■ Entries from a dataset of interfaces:
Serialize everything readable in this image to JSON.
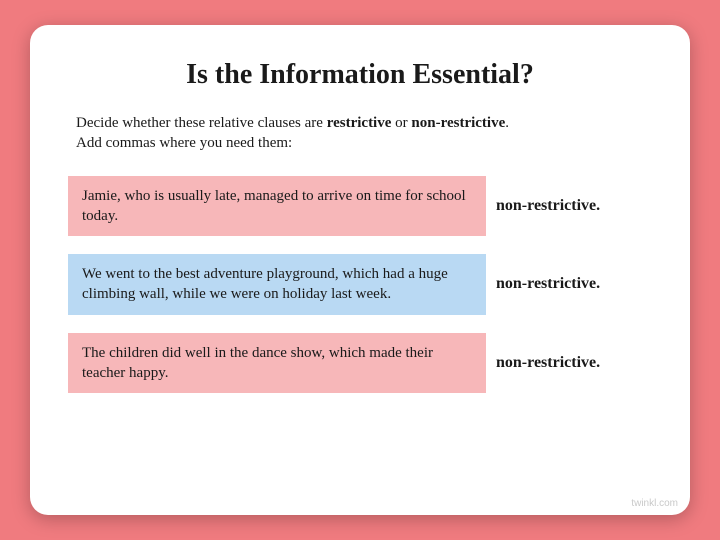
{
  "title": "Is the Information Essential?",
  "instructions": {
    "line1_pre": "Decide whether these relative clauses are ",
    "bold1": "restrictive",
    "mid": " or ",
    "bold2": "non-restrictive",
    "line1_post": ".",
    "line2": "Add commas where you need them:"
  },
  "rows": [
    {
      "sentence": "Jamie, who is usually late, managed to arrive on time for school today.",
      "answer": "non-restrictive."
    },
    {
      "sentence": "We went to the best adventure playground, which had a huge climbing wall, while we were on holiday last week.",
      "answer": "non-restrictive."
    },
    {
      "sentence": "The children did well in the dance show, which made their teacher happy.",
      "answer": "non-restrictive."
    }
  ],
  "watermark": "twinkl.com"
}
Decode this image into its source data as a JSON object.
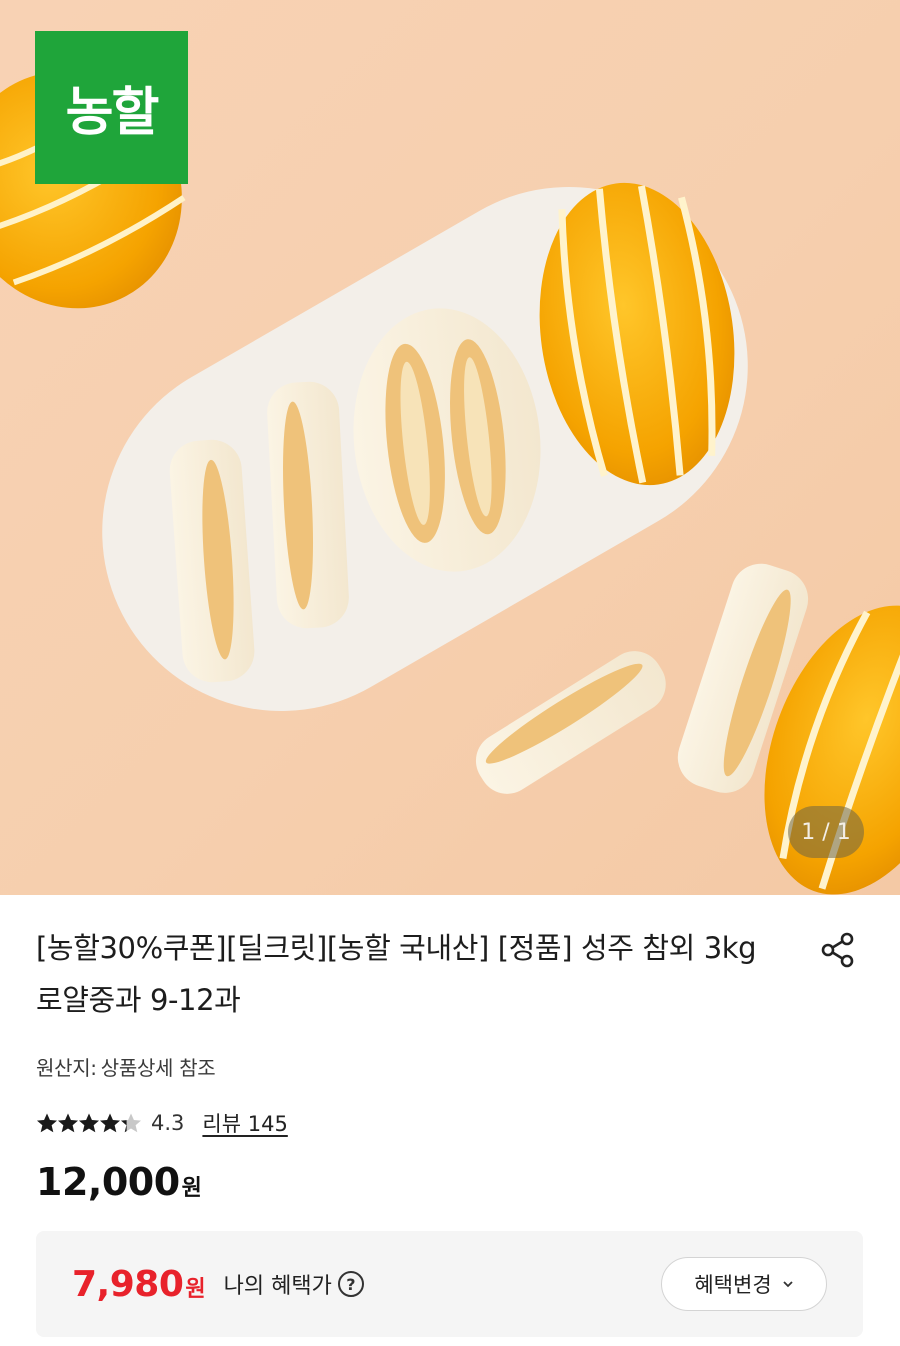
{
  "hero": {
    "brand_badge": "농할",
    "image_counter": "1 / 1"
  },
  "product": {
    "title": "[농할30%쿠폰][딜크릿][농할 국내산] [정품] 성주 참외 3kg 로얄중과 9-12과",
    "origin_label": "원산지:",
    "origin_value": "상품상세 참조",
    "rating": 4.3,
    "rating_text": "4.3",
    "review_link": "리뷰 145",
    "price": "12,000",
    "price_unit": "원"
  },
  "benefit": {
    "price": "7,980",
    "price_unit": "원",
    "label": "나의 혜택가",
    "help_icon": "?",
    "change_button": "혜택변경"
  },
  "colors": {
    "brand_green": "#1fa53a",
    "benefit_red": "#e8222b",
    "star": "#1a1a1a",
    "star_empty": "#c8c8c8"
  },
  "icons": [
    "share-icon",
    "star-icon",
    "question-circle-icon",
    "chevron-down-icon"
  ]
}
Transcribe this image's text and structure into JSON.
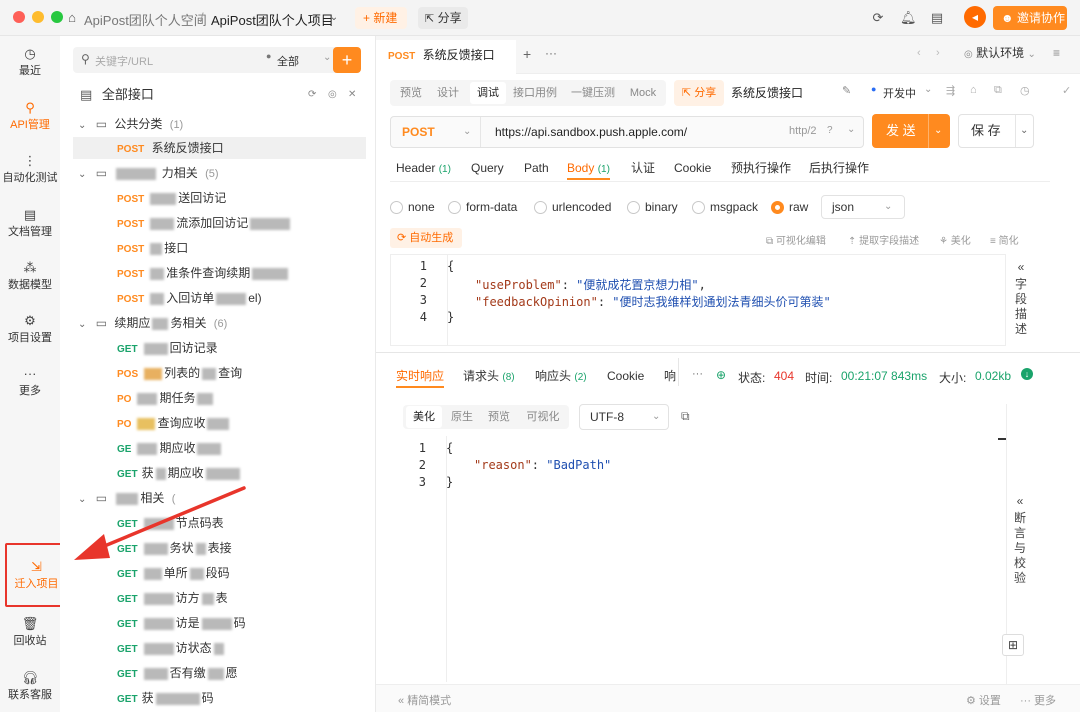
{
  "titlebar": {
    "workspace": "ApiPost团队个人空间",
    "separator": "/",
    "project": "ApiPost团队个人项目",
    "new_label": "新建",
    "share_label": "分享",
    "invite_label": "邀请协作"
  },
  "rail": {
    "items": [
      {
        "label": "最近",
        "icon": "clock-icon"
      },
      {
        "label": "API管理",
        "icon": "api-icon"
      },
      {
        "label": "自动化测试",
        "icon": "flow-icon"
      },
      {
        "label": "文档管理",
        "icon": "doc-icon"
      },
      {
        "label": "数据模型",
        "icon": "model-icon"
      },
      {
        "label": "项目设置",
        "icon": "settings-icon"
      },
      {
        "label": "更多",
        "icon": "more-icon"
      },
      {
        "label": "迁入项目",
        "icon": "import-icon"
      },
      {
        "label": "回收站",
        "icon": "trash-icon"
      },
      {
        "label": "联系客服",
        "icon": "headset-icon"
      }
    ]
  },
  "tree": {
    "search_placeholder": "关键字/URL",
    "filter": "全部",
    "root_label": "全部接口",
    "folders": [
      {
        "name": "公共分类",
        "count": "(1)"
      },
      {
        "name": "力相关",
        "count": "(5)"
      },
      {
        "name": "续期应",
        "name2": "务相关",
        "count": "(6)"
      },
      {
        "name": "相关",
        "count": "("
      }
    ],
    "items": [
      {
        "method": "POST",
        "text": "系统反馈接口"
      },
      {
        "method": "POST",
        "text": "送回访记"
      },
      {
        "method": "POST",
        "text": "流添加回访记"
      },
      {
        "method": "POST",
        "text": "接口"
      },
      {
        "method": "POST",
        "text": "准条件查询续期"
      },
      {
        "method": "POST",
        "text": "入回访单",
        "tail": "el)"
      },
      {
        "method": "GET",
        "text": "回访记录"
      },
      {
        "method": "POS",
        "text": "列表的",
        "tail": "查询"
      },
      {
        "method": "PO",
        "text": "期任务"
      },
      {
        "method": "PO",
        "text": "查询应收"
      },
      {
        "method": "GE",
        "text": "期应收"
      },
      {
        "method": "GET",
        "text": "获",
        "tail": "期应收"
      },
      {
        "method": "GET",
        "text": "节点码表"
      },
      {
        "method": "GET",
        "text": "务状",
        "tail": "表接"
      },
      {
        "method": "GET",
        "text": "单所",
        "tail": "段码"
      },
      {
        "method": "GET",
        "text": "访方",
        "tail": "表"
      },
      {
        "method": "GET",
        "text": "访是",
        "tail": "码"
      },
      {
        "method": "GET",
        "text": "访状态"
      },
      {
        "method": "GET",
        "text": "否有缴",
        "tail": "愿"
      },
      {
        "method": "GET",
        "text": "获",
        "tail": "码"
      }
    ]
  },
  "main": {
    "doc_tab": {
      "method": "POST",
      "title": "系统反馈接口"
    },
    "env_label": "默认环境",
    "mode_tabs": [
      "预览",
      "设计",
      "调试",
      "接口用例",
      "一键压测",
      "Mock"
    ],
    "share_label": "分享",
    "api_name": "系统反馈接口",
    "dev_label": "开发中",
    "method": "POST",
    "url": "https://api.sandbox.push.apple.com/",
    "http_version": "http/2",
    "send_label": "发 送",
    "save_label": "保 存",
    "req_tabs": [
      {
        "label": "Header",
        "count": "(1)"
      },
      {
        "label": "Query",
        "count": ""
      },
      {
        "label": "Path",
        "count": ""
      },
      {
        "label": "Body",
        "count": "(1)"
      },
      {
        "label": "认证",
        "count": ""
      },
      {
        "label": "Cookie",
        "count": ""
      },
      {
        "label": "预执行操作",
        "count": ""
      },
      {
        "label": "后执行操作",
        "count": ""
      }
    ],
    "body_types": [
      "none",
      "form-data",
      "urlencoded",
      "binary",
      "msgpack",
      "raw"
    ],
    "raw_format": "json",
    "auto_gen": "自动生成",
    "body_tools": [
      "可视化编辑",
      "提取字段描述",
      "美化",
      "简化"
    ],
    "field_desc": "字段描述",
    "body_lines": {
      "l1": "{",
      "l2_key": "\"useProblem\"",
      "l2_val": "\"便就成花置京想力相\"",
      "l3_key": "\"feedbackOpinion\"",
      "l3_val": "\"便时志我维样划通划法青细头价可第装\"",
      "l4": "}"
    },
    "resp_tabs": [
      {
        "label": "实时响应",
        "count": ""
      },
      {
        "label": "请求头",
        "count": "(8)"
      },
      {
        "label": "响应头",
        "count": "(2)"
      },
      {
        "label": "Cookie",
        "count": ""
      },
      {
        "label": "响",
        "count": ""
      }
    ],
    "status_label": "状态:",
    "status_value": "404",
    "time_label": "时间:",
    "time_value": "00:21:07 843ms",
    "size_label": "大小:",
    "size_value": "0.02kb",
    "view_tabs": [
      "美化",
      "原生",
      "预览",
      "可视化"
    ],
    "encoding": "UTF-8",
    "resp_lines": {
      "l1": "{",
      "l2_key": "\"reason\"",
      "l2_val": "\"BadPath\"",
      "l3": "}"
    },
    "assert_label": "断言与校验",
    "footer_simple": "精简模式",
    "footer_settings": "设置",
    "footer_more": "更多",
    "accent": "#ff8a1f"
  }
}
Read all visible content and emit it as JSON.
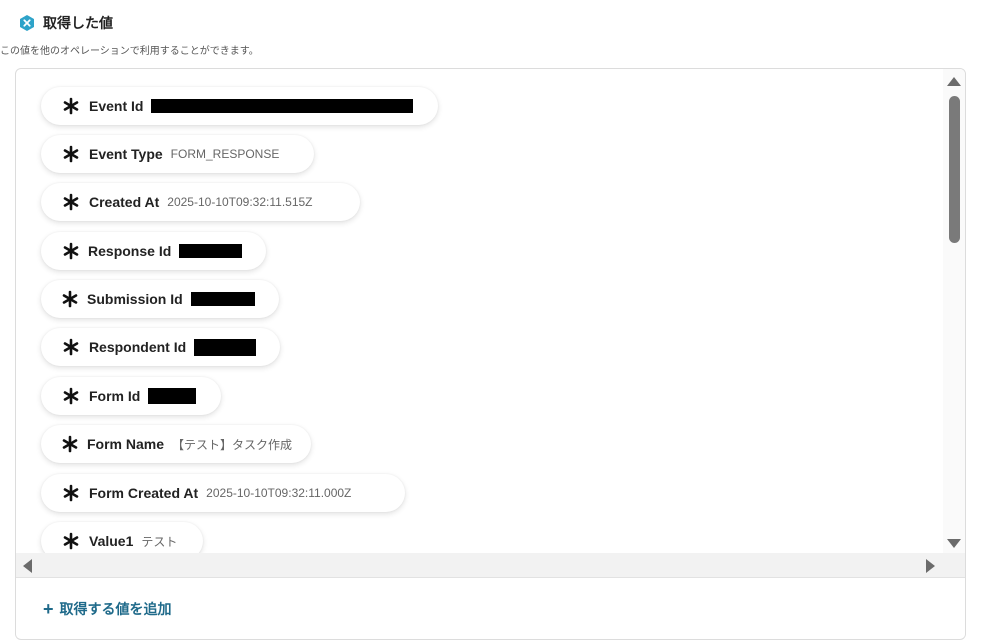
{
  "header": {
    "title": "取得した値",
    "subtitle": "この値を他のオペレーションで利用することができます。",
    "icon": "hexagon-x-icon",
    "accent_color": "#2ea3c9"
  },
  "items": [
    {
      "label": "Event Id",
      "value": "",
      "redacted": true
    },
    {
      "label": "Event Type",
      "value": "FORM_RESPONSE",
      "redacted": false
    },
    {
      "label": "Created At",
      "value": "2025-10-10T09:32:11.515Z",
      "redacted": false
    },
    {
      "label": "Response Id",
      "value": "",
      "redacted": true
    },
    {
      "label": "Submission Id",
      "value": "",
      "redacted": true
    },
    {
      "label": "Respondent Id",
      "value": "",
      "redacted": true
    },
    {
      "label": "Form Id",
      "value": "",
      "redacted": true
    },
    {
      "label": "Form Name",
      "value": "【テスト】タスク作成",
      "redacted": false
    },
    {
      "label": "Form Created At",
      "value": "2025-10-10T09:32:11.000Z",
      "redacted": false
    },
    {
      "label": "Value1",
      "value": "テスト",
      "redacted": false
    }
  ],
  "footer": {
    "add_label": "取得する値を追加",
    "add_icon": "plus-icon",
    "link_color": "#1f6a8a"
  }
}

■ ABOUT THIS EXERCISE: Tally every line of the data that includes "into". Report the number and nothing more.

■ RESULT OF THIS TASK: 2